Maas

(redirected from Meuse River)
Also found in: Dictionary, Thesaurus, Medical, Wikipedia.

Maas,

river: see MeuseMeuse
, Du. Maas, river, c.560 mi (900 km) long, rising in the Langres Plateau, NE France and flowing N past Sedan (the head of navigation) and Charleville-Mézières into S Belgium. It is joined by the Sambre River at Namur.
..... Click the link for more information.
.

MAAS
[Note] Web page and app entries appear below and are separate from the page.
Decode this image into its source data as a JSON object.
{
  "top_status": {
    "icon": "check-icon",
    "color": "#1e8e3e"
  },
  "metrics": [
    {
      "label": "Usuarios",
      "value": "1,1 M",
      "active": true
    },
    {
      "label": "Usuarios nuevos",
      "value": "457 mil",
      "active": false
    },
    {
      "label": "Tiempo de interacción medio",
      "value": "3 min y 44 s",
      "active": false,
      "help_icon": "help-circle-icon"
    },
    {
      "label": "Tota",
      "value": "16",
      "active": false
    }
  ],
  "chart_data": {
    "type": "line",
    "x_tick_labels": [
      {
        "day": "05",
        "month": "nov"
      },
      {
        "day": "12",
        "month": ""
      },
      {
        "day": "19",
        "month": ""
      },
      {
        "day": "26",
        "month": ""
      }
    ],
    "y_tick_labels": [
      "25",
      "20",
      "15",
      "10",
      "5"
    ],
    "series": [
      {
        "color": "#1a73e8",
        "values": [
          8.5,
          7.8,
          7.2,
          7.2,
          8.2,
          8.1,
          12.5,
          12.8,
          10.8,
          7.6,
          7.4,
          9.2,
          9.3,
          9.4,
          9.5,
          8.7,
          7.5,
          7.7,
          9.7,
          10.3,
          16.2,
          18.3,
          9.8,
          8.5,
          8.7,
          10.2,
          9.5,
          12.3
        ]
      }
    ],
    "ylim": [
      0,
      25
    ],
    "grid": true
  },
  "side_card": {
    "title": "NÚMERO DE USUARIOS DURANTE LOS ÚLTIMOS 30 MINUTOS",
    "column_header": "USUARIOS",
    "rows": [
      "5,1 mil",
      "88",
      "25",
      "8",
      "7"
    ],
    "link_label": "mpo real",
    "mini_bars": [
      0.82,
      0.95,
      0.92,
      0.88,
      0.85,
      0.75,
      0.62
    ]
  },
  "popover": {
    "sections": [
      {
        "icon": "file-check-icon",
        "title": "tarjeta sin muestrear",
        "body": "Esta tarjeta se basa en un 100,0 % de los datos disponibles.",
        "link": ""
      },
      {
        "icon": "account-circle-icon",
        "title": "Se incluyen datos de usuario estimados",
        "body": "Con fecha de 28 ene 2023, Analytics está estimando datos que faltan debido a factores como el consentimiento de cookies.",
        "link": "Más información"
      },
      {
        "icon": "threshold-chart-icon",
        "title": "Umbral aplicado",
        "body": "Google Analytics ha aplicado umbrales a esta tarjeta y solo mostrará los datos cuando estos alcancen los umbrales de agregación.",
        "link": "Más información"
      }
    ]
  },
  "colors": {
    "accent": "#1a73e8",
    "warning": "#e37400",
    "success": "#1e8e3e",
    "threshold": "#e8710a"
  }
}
(Metal As AService) A cloud computing provisioning tool from Canonical that was introduced in Version 12.04 LTS of the Ubuntu operating system. Using cloud functionality, MAAS manages physical servers, including newly deployed server testing, firmware updates and performance evaluation. MAAS works with Canonical's JuJu deployment software, which supports application servers, load balancing and databases. The "metal" in the name refers to "bare metal," a computer term for hardware. See Ubuntu and bare metal.
References in periodicals archive ?
The German military leadership believed that France intended to violate Belgian neutrality, no matter what Germany did, and Schlieffen was convinced that concentrating German forces on the border with Belgium would lure French forces into invading Belgium first, in order to set up a better defensive line in the Meuse River valley.
Snaking their way through the narrow Ardennes roads, the Germans were bent on reaching the Meuse River without delay.
Dominating this view is the Erasmus Bridge, a huge connecting point over the New Meuse river linking north and south Rotterdam.
Housequake was no exception, the beats complimenting the incredible views out over the New Meuse river and an array of bizarrely dressed dancers.
From September 2004 through July 2005, twelve large-volume water samples (230 L-260 L) were collected from the Meuse River monthly by using a conventional filter adsorption-elution method and concentrated by ultrafiltration by using a cellulose-acetate filter (nominal molecular weight limit of 10,000) under high pressure (3 bar) (22).
That place was Verdun, a city on the Meuse River which held no strategic importance.
Whether discussing Mustafa Kemal's stubborn defense at Gallipoli during the First World War, Major General Erwin Rommel's improvisations to cross the Meuse River in 1941, of Lieutenant Zvi Greengold's brave leadership by example on the Golan Heights in 1973 Yom Kippur War, decisive combat leadership was pivotal to the outcome of a critical battle.